= Beginning of Section =

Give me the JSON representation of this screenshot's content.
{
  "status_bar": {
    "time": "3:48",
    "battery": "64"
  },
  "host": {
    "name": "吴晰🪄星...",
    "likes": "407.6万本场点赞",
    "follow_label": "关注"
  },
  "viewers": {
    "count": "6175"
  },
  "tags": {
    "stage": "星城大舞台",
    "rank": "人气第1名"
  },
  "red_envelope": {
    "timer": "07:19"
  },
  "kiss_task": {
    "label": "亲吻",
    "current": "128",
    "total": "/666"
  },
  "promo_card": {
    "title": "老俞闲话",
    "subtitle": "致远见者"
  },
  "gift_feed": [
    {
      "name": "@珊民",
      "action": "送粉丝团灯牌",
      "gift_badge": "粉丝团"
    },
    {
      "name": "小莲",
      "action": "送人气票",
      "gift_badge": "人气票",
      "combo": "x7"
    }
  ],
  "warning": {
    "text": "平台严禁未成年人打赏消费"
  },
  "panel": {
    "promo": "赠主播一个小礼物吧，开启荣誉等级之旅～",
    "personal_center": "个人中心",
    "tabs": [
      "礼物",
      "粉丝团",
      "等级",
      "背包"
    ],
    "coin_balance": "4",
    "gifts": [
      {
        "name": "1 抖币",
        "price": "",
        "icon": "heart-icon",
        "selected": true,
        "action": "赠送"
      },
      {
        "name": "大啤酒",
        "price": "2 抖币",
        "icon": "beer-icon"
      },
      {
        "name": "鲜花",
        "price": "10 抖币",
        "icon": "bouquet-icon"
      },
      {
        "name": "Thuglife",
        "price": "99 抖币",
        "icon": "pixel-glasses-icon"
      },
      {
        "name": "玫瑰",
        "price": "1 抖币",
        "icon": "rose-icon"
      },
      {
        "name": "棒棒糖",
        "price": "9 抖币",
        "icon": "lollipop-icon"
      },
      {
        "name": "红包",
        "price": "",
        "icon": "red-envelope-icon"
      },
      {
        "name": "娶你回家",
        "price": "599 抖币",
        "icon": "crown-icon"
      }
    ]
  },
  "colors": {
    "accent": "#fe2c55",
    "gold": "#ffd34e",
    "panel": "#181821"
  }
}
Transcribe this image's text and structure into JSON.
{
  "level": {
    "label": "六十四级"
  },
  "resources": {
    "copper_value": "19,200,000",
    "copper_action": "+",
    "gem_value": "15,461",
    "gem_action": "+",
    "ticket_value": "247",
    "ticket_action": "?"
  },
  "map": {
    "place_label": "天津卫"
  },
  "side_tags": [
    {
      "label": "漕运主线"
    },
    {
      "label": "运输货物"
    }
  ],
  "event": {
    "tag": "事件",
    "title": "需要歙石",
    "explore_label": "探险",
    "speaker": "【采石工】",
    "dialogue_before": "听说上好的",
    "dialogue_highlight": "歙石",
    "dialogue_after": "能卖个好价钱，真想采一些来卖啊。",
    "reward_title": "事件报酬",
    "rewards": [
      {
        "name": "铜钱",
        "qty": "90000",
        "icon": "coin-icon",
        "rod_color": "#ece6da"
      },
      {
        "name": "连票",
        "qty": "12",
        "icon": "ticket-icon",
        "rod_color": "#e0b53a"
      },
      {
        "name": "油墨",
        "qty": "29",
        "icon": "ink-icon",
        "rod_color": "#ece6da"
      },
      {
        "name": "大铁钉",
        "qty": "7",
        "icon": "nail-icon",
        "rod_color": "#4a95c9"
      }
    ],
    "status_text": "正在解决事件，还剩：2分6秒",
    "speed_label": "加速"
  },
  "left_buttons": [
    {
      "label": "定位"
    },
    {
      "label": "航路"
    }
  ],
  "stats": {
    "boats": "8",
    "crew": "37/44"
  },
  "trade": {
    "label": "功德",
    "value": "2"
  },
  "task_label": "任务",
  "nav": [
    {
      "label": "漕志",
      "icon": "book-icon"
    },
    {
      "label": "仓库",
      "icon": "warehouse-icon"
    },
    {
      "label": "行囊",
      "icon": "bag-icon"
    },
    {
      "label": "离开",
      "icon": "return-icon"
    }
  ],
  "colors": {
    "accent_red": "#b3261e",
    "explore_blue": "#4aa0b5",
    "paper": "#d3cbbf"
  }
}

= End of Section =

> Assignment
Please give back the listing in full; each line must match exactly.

> Your response
Give me the JSON representation of this screenshot's content.
{
  "status_bar": {
    "time": "3:48",
    "battery": "64"
  },
  "host": {
    "name": "吴晰🪄星...",
    "likes": "407.6万本场点赞",
    "follow_label": "关注"
  },
  "viewers": {
    "count": "6175"
  },
  "tags": {
    "stage": "星城大舞台",
    "rank": "人气第1名"
  },
  "red_envelope": {
    "timer": "07:19"
  },
  "kiss_task": {
    "label": "亲吻",
    "current": "128",
    "total": "/666"
  },
  "promo_card": {
    "title": "老俞闲话",
    "subtitle": "致远见者"
  },
  "gift_feed": [
    {
      "name": "@珊民",
      "action": "送粉丝团灯牌",
      "gift_badge": "粉丝团"
    },
    {
      "name": "小莲",
      "action": "送人气票",
      "gift_badge": "人气票",
      "combo": "x7"
    }
  ],
  "warning": {
    "text": "平台严禁未成年人打赏消费"
  },
  "panel": {
    "promo": "赠主播一个小礼物吧，开启荣誉等级之旅～",
    "personal_center": "个人中心",
    "tabs": [
      "礼物",
      "粉丝团",
      "等级",
      "背包"
    ],
    "coin_balance": "4",
    "gifts": [
      {
        "name": "1 抖币",
        "price": "",
        "icon": "heart-icon",
        "selected": true,
        "action": "赠送"
      },
      {
        "name": "大啤酒",
        "price": "2 抖币",
        "icon": "beer-icon"
      },
      {
        "name": "鲜花",
        "price": "10 抖币",
        "icon": "bouquet-icon"
      },
      {
        "name": "Thuglife",
        "price": "99 抖币",
        "icon": "pixel-glasses-icon"
      },
      {
        "name": "玫瑰",
        "price": "1 抖币",
        "icon": "rose-icon"
      },
      {
        "name": "棒棒糖",
        "price": "9 抖币",
        "icon": "lollipop-icon"
      },
      {
        "name": "红包",
        "price": "",
        "icon": "red-envelope-icon"
      },
      {
        "name": "娶你回家",
        "price": "599 抖币",
        "icon": "crown-icon"
      }
    ]
  },
  "colors": {
    "accent": "#fe2c55",
    "gold": "#ffd34e",
    "panel": "#181821"
  }
}
Transcribe this image's text and structure into JSON.
{
  "level": {
    "label": "六十四级"
  },
  "resources": {
    "copper_value": "19,200,000",
    "copper_action": "+",
    "gem_value": "15,461",
    "gem_action": "+",
    "ticket_value": "247",
    "ticket_action": "?"
  },
  "map": {
    "place_label": "天津卫"
  },
  "side_tags": [
    {
      "label": "漕运主线"
    },
    {
      "label": "运输货物"
    }
  ],
  "event": {
    "tag": "事件",
    "title": "需要歙石",
    "explore_label": "探险",
    "speaker": "【采石工】",
    "dialogue_before": "听说上好的",
    "dialogue_highlight": "歙石",
    "dialogue_after": "能卖个好价钱，真想采一些来卖啊。",
    "reward_title": "事件报酬",
    "rewards": [
      {
        "name": "铜钱",
        "qty": "90000",
        "icon": "coin-icon",
        "rod_color": "#ece6da"
      },
      {
        "name": "连票",
        "qty": "12",
        "icon": "ticket-icon",
        "rod_color": "#e0b53a"
      },
      {
        "name": "油墨",
        "qty": "29",
        "icon": "ink-icon",
        "rod_color": "#ece6da"
      },
      {
        "name": "大铁钉",
        "qty": "7",
        "icon": "nail-icon",
        "rod_color": "#4a95c9"
      }
    ],
    "status_text": "正在解决事件，还剩：2分6秒",
    "speed_label": "加速"
  },
  "left_buttons": [
    {
      "label": "定位"
    },
    {
      "label": "航路"
    }
  ],
  "stats": {
    "boats": "8",
    "crew": "37/44"
  },
  "trade": {
    "label": "功德",
    "value": "2"
  },
  "task_label": "任务",
  "nav": [
    {
      "label": "漕志",
      "icon": "book-icon"
    },
    {
      "label": "仓库",
      "icon": "warehouse-icon"
    },
    {
      "label": "行囊",
      "icon": "bag-icon"
    },
    {
      "label": "离开",
      "icon": "return-icon"
    }
  ],
  "colors": {
    "accent_red": "#b3261e",
    "explore_blue": "#4aa0b5",
    "paper": "#d3cbbf"
  }
}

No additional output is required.